Three mornings a week, Rafael Sanabria rides his Russian-made bicycle 1 mile to a church located in the center of this city about two hours east of Havana.
The 73-year-old retired bus driver doesn’t come for the prayer or even the yoga class offered in the community hall at the Presbyterian church known as “El Fuerte.”
“I come for the water,” said Sanabria, after he parked his bike and pulled two empty 1-gallon bottles from a burlap bag.
“It’s safer. We use it for drinking. There are six people in my household. We used to drink the tap water, but there were problems with cholera and diarrhea.”
Sanabria, and about 100 others who came to El Fuerte during the two hours it was available on Wednesday morning, enjoyed the free and safe drinking water thanks to members of St. Charles Avenue Presbyterian Church in New Orleans.
Over the past 15 years, dozens of church members have either donated money or gone to Cuba to assist El Fuerte, which takes its name from an old Spanish fort a block away. In Cárdenas, it is known as “the water church.”
Ten church members came from New Orleans in May 2012 to install a water purification system.
Church officials in Cárdenas credit the system with reducing water-caused sicknesses in the community. The free water also means a lot in a country where the average wage is about $20 per month. Each bottle of water would cost $1.90.

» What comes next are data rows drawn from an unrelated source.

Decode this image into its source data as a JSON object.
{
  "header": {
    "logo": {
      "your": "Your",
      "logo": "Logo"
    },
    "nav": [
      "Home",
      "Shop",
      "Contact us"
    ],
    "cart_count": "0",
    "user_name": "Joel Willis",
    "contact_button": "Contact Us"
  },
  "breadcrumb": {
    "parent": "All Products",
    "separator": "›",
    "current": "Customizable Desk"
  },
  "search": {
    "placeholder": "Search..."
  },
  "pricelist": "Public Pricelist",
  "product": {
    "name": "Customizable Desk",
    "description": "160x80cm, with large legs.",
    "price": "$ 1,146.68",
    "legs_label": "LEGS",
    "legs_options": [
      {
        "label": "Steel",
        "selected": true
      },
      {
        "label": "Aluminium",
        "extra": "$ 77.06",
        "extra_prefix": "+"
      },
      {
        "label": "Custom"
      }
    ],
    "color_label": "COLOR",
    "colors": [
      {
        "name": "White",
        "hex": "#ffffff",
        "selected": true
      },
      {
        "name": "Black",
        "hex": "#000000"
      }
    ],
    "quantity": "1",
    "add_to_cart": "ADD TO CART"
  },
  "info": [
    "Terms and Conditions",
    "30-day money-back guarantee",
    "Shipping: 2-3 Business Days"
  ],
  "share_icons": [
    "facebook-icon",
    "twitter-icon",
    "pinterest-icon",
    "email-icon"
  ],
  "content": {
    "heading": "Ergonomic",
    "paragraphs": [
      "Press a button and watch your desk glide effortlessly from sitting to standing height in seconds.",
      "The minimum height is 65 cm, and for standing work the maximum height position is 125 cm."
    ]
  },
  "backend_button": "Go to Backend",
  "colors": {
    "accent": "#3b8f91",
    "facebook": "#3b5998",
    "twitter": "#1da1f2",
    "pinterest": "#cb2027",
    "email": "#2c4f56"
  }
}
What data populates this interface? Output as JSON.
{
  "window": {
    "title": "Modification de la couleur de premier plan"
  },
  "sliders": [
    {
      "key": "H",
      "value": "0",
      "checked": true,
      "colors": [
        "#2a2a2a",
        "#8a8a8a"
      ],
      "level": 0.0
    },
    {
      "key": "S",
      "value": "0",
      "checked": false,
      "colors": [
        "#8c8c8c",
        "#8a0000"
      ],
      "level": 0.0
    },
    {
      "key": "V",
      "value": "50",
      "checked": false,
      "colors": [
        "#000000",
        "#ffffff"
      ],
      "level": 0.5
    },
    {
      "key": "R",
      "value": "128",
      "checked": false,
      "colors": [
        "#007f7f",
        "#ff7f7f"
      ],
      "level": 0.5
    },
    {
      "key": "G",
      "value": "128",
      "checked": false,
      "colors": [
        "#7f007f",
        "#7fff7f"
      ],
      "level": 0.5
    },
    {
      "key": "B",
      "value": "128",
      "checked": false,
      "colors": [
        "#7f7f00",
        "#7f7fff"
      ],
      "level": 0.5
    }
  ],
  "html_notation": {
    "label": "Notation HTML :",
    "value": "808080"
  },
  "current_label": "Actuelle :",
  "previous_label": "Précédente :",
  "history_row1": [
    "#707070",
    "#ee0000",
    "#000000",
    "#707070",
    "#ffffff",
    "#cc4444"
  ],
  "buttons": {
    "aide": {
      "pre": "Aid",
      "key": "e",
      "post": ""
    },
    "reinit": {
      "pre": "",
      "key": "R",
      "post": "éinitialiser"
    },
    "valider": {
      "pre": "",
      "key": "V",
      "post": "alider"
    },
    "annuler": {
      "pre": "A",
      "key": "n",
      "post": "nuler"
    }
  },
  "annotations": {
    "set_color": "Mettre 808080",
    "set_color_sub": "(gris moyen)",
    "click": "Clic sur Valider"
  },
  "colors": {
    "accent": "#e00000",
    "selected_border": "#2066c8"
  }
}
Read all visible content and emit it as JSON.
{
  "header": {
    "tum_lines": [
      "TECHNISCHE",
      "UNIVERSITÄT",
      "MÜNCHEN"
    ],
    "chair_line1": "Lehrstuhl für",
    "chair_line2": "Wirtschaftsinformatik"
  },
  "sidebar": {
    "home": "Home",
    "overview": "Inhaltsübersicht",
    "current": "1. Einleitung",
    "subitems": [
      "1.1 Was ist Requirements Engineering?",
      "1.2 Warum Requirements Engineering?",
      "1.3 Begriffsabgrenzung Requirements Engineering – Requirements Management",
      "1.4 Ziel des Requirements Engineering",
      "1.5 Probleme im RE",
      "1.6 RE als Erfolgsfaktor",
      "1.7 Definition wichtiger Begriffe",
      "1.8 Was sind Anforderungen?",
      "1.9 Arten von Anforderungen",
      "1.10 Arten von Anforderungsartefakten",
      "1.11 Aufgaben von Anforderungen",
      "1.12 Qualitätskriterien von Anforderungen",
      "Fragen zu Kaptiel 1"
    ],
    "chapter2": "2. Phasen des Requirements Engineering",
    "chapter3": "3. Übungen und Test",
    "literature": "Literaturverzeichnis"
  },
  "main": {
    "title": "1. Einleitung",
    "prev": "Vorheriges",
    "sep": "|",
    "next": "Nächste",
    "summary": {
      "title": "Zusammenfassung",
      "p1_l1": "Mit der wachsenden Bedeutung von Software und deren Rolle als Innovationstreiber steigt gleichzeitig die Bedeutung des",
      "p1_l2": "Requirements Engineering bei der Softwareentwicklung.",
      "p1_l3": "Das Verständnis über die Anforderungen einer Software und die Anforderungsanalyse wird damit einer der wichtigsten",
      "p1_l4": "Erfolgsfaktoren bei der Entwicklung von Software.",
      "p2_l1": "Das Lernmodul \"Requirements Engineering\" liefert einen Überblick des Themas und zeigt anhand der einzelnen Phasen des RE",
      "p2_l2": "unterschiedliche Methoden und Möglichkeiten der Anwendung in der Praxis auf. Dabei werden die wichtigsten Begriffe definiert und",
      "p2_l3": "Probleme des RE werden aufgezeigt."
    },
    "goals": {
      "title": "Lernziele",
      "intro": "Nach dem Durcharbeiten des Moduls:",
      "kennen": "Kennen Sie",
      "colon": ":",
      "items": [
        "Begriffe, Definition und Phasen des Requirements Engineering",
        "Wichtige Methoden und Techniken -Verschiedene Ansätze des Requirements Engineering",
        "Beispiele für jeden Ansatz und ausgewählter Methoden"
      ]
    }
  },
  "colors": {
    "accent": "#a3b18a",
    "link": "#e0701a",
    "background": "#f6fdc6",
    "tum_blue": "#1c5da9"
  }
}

Church officials in Cárdenas affectionately refer to the New Orleanians as the “St. Charlies.”
“We consider them to be family,” said Yamilka Gonzalez, El Fuerte’s pastor.
Members of the New Orleans church also have installed a clean water system at the other Presbyterian church in Cárdenas, known as Juan G. Hall.
“It’s a blessing of God to have this water,” said Rosa Rozada, who manages El Fuerte’s water system.
Officials at the New Orleans church said political differences between communist Cuba and the United States have not been a barrier.
The relationship with El Fuerte began in 1999 after Nell Johnston in New Orleans raised the money to replace a roof lost to neglect. Dr. Paul DeCamp planted a palm tree that now towers over the church.
In 2011, about a dozen members of the St. Charles Avenue church came to El Fuerte to test whether the government-provided tap water was contaminated. They used materials provided by Living Waters for the World, a program created by a Presbyterian pastor named Wil Howie that had established clean water systems throughout the world.
“The water turned black,” said Laura St. Clair, who has led several trips to Cárdenas. She and the others from New Orleans decided then and there that they had to install a Living Waters system at El Fuerte. “I’ve never seen a group of people so galvanized.”
Back in New Orleans, a private donor gave the $7,500 needed to buy the Living Waters system, which included PVC tubes, pumps, filters and the like. Others preassembled the equipment in the New Orleans garage of church member Wes Alden.
The 10 who went to Cuba traveled under a special religious license granted by the U.S. Treasury Department. Once in Cárdenas, several of them were tasked with explaining the benefits of the water system, while others installed it.
On the day it opened, “there were smiles, hugs, tears and praising the Lord for the community of believers,” Ann Van Horn said. “It makes me feel very blessed and humble.”
Gary Elkins, a tax attorney from New Orleans, was one of the 10 who installed the original system. He and his wife, Kate, returned to the church last week with 80 pounds of spare parts. While church officials examined the bounty, Elkins explained how the system worked.
“This is the ultraviolet filter that sanitizes the water,” he said. “The water flows through it, and the light kills the bacteria. ... These are the microfilters for the amoebas and protozoa.”
Once the regular tap water has circulated through the filters and ultraviolet light, it is stored in two 350-gallon tanks on the roof. That is enough to supply water for about two hours on the three days it is available.
The benefits of the system were on full display Wednesday morning. A steady procession of residents began arriving even before the water began to flow at 8 a.m. They came on foot, by bike or even on one of the horse-drawn carriages that serve as taxis in Cárdenas.
Practically nobody owns a car in Cárdenas. Its best-known resident is Elian Gonzalez, the young boy who returned home in 2000 at the insistence of Fidel Castro after his mother died at sea carrying him to Florida, where his Miami relatives sought to keep him. Now a university engineering student, he lives with his father two blocks from El Fuerte.
All of the people who came to the church gave their empty bottles to a volunteer, who placed them under one of the three outdoor spigots connected to the water filtration system on the inside part of the wall. It took only a minute to fill each bottle.
Once his three 1-gallon bottles were filled, Fernando Mirabal carried them away.
“I’ll be back on Friday,” he said on the way out.